To help elucidate the regulatory mechanism responsible for divergent gonadotrophin secretion during sexual maturation, we examined the gonadotroph population and hormonal identity of gonadotroph subtypes in pituitary glands of juvenile (age, 1.7 ± 0.2 yr) and adult (age, 12.3 ± 0.8 yr) male rhesus monkeys (Macacca mulatta). Serum LH and testosterone concentrations were, respectively, 3 and 7 times lower in juveniles than in adults, thus confirming the different stages of development. Immunohistochemistry revealed that the proportion of LH gonadotrophs in relation to the total pituitary cell population in the juvenile animals was significantly smaller than in the adults. In a subsequent study, double immunofluorescent labeling identified three distinct gonadotroph subtypes in both age groups: ones expressing either LH or FSH and another one expressing a combination of both gonadotrophins. Whereas the number of monohormonal LH cells per unit area was greater in the adults than in the juveniles, the number of monohormonal FSH gonadotrophs was remarkably lower. However, the proportion of FSH cells (whether mono- or bihormonal) within the gonadotroph population was similar between groups. Interestingly, the proportion and number of bihormonal gonadotrophs as well as the LH/FSH gonadotroph ratio were significantly greater in the adults than in the juveniles. Taken together, these data reveal that during the juvenile-adult transition period, not only does the pituitary gonadotroph population increase, but a large number of monohormonal FSH gonadotrophs are likely to become bihormonal. Because this morphological switch occurs when marked changes in plasma gonadotrophins are known to occur, it may represent an intrapituitary mechanism that differentially regulates gonadotrophin secretion during sexual development.
|Original language||English (US)|
|Number of pages||9|

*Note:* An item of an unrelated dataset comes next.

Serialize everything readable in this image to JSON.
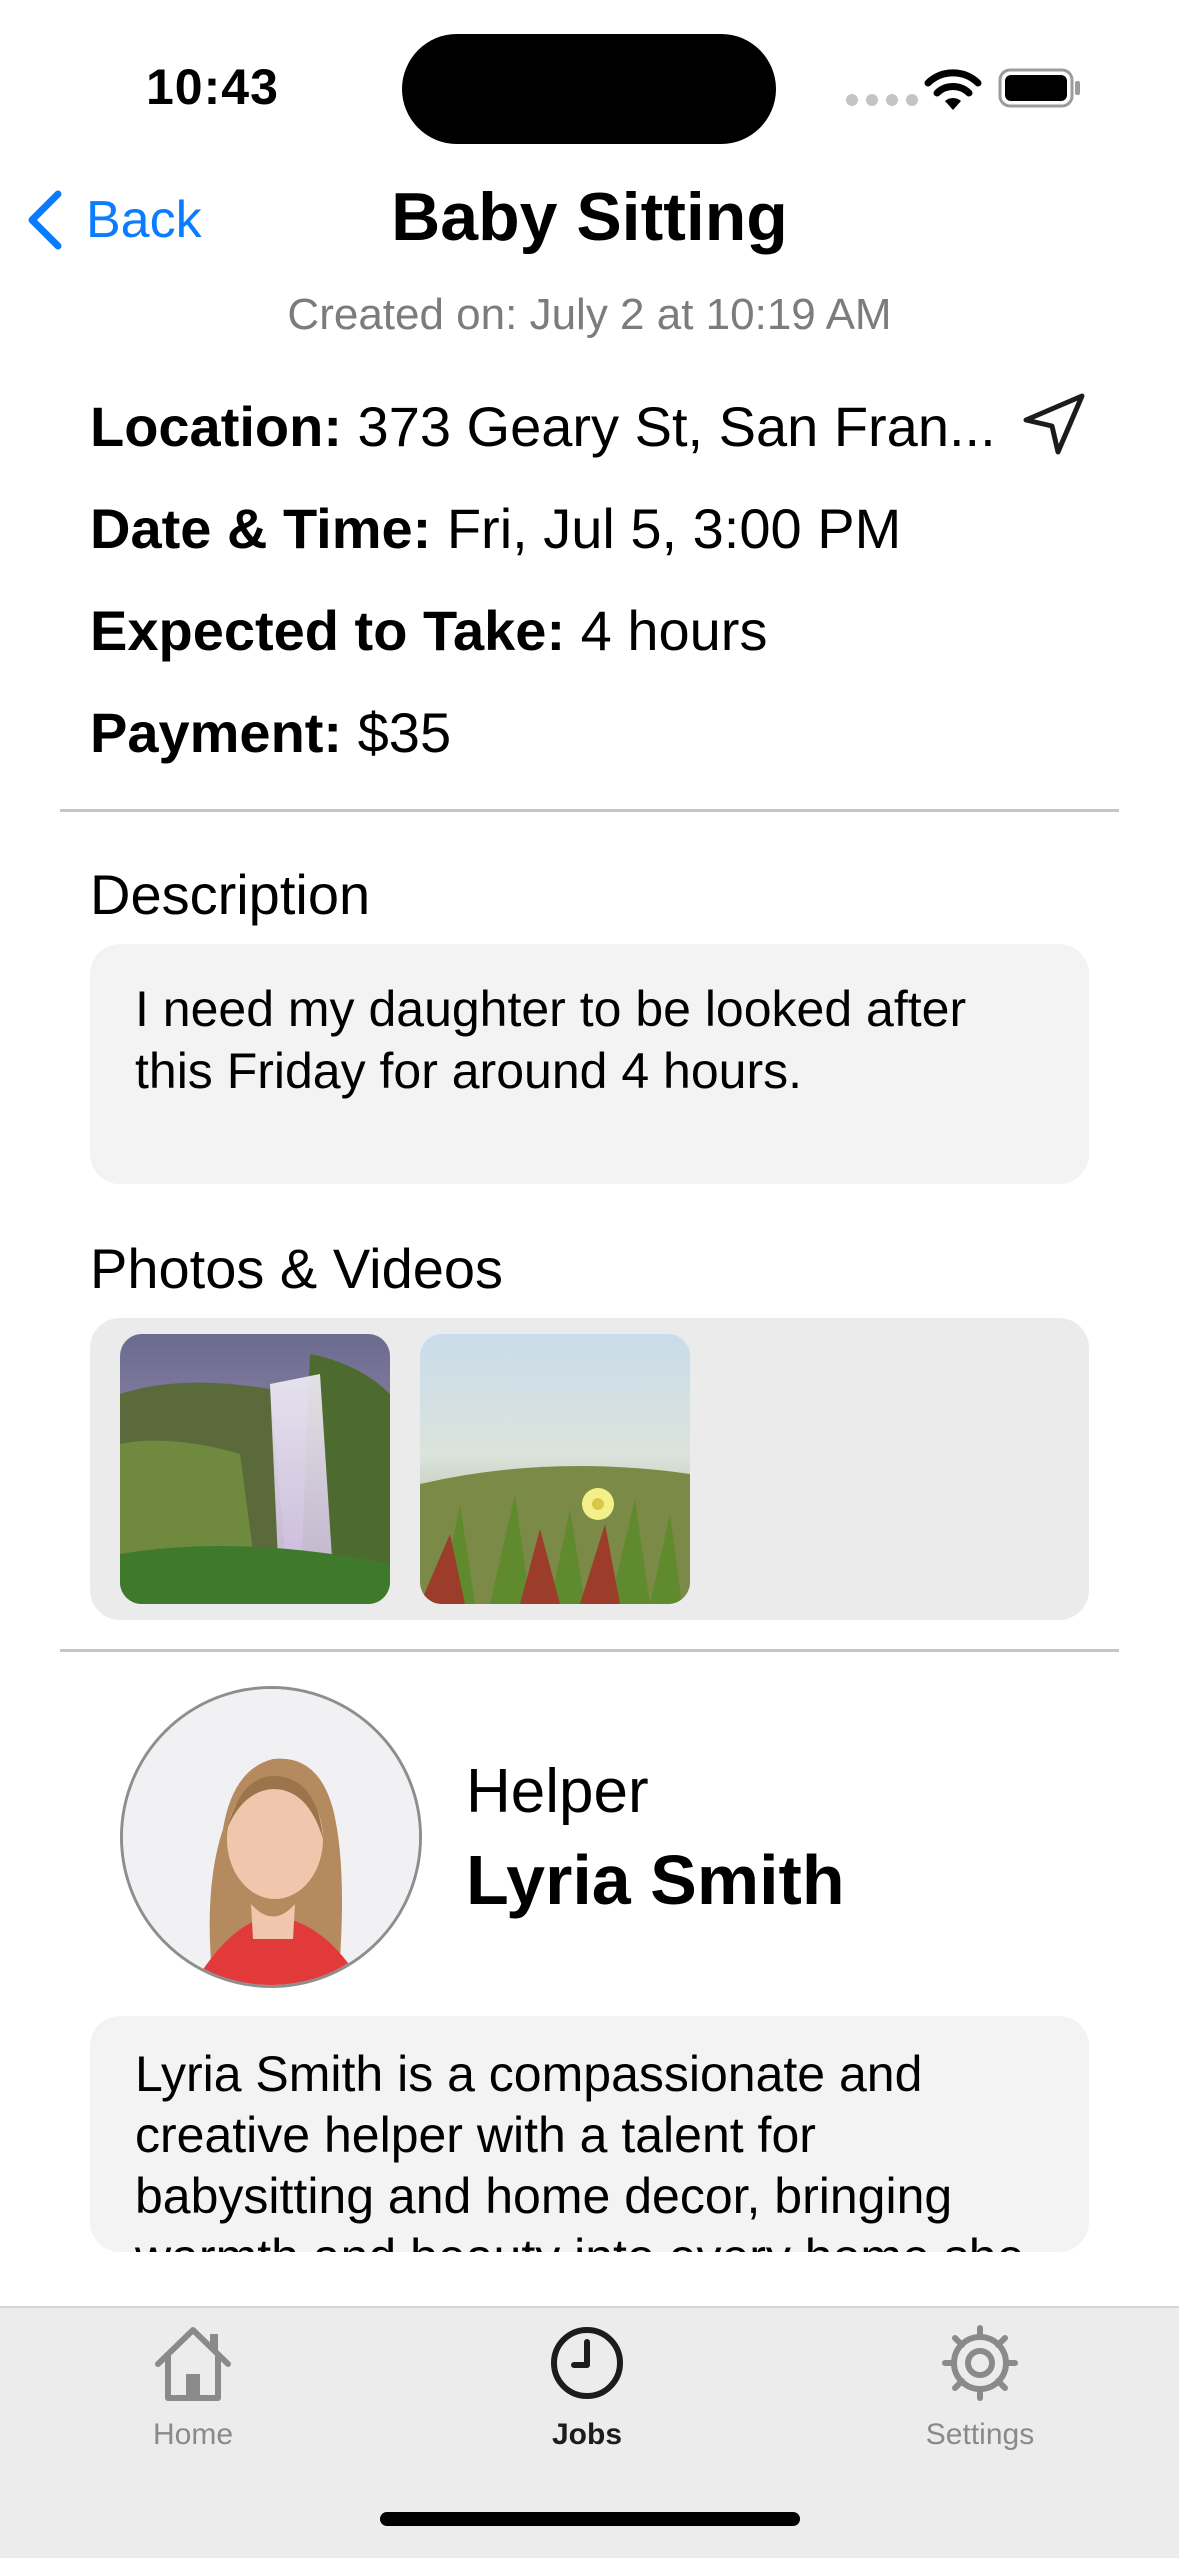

|Journal||Journal of Clinical Endocrinology and Metabolism|
|Publication status||Published - Jun 1 2003|
ASJC Scopus subject areas
- Endocrinology, Diabetes and Metabolism